All lines with the word "Inserir" are to be found and copied from the listing.

RECORDS SHOWN
*** Begin section ***

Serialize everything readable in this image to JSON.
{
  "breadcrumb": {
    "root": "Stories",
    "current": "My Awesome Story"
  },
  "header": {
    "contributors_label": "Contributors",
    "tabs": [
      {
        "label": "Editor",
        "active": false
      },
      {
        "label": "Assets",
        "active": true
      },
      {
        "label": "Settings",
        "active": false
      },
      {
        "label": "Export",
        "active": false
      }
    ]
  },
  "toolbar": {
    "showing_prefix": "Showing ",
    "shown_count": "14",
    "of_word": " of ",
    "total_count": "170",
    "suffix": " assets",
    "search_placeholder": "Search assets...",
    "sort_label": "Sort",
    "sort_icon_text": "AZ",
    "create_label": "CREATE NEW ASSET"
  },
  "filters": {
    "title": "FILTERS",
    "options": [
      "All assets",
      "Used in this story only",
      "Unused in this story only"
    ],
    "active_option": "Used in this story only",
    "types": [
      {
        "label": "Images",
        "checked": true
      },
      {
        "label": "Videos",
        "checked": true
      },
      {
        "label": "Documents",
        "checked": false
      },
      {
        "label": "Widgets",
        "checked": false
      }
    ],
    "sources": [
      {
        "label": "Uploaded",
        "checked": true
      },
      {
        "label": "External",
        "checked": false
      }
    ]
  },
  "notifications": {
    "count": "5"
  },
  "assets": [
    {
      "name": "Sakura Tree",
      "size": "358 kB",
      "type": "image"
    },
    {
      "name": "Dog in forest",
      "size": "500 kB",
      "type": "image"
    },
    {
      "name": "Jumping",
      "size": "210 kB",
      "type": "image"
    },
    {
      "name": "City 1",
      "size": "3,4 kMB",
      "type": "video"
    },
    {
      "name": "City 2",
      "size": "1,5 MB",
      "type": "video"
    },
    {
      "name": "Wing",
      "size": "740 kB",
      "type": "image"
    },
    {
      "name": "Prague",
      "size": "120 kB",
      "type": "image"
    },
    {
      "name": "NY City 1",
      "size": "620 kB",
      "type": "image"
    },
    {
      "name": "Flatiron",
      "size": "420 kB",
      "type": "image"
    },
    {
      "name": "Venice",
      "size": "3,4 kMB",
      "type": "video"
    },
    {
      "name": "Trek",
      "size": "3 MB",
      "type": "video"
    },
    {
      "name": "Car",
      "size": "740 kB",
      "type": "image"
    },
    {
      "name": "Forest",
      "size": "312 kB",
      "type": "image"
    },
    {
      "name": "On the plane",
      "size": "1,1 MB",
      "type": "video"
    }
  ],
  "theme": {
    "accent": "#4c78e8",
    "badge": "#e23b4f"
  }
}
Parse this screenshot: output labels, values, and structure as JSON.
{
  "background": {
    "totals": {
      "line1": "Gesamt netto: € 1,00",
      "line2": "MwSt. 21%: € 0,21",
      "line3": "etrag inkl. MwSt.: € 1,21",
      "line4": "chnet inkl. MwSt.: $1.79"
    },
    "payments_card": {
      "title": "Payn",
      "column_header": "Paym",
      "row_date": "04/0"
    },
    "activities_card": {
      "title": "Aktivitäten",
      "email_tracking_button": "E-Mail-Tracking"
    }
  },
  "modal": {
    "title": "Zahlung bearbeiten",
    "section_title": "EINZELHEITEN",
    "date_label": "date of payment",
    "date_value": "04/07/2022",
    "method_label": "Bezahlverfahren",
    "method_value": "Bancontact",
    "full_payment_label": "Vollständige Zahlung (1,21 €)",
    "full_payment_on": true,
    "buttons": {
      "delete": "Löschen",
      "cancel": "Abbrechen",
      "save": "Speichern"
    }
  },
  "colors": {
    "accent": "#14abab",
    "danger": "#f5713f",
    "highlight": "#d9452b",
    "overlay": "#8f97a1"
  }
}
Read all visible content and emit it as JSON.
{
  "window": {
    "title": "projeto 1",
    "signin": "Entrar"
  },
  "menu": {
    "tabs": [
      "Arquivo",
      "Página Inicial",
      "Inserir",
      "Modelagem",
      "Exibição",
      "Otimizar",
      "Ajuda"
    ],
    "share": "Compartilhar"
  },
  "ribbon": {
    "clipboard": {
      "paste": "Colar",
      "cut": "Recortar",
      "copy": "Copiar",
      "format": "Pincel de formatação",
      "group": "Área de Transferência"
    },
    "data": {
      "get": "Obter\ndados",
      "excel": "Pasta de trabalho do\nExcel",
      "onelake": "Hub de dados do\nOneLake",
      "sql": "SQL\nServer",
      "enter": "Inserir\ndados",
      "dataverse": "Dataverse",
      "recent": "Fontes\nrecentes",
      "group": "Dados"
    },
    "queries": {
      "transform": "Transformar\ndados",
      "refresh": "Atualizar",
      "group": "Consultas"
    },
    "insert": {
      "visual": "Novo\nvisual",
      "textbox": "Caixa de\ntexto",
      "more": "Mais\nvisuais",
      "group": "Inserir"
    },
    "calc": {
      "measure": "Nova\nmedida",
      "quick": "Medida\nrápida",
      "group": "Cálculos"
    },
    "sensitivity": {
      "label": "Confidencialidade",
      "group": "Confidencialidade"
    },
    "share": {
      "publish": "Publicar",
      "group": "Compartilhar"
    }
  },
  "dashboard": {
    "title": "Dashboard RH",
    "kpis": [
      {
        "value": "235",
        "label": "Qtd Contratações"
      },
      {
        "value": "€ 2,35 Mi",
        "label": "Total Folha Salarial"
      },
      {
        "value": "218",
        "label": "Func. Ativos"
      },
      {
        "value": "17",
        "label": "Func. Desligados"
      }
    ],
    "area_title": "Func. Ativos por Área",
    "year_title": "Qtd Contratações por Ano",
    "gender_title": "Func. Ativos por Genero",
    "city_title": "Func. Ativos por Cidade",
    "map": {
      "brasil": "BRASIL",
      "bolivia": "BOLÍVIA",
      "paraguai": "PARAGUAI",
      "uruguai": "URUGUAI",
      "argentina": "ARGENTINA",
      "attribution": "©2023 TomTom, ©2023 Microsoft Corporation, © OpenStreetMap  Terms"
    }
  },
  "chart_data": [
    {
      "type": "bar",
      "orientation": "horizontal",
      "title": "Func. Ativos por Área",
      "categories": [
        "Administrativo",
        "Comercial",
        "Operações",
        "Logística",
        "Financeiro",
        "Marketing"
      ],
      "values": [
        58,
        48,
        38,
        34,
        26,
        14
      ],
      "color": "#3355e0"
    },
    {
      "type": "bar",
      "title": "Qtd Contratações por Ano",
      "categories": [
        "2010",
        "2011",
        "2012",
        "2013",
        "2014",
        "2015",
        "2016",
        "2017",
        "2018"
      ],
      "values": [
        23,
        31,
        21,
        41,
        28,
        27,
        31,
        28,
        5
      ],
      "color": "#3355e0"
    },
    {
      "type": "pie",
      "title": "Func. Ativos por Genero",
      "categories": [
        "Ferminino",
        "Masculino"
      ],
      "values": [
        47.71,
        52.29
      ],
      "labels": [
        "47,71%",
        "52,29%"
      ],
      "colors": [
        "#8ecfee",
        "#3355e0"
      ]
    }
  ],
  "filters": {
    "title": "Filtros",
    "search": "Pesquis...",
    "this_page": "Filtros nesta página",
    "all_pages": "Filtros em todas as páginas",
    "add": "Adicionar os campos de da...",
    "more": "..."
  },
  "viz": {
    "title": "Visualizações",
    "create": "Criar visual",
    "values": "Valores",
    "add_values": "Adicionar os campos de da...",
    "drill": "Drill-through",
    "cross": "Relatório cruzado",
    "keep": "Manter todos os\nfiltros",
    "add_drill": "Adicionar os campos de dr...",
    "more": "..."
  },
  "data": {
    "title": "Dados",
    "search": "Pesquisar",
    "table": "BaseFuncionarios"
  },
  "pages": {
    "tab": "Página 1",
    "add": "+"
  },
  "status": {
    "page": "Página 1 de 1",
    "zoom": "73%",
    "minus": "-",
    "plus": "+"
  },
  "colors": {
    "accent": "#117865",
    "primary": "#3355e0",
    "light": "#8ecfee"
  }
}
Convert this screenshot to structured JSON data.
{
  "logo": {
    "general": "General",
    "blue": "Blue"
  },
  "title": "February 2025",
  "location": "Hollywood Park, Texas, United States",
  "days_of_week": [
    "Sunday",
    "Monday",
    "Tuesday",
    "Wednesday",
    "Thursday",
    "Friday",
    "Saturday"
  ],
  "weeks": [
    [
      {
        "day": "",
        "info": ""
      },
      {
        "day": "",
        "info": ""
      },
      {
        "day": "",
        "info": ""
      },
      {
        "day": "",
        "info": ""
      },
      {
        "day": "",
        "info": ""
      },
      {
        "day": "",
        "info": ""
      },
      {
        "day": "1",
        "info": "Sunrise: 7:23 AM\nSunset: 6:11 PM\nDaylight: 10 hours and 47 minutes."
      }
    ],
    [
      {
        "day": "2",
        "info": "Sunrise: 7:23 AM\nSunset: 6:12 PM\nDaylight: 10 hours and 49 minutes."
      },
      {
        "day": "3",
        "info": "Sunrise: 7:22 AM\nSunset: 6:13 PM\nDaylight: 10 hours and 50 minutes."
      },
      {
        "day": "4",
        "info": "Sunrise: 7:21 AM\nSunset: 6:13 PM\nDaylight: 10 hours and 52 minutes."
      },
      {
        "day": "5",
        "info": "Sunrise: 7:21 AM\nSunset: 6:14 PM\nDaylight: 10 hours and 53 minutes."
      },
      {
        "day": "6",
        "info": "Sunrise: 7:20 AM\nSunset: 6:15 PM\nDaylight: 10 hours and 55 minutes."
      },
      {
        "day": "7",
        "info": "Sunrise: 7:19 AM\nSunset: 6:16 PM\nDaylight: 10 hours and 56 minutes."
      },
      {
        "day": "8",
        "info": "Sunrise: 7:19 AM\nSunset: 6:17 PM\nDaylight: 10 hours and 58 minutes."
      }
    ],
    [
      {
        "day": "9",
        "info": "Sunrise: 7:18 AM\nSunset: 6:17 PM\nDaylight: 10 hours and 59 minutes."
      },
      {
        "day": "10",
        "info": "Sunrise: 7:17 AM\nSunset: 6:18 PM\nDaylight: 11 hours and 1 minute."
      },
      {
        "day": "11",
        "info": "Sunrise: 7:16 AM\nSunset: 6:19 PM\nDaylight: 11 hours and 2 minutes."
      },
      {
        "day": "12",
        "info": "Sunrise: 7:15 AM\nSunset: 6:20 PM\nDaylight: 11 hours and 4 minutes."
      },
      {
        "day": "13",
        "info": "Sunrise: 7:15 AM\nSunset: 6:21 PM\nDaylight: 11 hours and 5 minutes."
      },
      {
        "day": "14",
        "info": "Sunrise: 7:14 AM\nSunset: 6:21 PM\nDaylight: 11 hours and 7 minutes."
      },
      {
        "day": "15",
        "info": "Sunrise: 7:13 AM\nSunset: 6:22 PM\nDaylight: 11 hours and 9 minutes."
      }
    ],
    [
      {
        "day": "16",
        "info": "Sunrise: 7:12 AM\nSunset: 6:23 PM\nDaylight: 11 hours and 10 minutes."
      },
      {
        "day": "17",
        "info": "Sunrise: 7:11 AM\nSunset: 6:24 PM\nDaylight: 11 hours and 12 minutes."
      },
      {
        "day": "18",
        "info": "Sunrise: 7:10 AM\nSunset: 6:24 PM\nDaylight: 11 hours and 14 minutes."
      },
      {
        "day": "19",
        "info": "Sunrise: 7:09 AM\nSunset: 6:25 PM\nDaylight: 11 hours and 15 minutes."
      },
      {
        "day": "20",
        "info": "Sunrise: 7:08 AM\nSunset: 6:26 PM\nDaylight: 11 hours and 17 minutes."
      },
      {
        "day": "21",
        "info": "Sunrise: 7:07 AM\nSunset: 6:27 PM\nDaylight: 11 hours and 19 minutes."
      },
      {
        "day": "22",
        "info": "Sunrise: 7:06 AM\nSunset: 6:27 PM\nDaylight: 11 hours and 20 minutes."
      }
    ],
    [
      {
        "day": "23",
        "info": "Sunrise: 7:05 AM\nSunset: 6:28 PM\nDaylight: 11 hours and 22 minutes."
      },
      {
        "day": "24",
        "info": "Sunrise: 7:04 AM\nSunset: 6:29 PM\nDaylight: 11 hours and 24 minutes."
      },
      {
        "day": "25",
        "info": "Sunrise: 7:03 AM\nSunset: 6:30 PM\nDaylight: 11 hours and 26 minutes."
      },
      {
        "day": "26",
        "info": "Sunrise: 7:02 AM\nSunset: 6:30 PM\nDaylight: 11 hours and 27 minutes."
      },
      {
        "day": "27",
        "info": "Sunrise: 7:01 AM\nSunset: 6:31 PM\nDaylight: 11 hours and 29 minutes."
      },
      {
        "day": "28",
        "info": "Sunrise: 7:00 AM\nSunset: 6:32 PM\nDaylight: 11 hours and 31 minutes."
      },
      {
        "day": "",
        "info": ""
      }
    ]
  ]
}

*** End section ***

RESPONSE TO THIS TASK
      "Inserir",
      "enter": "Inserir\ndados",
      "group": "Inserir"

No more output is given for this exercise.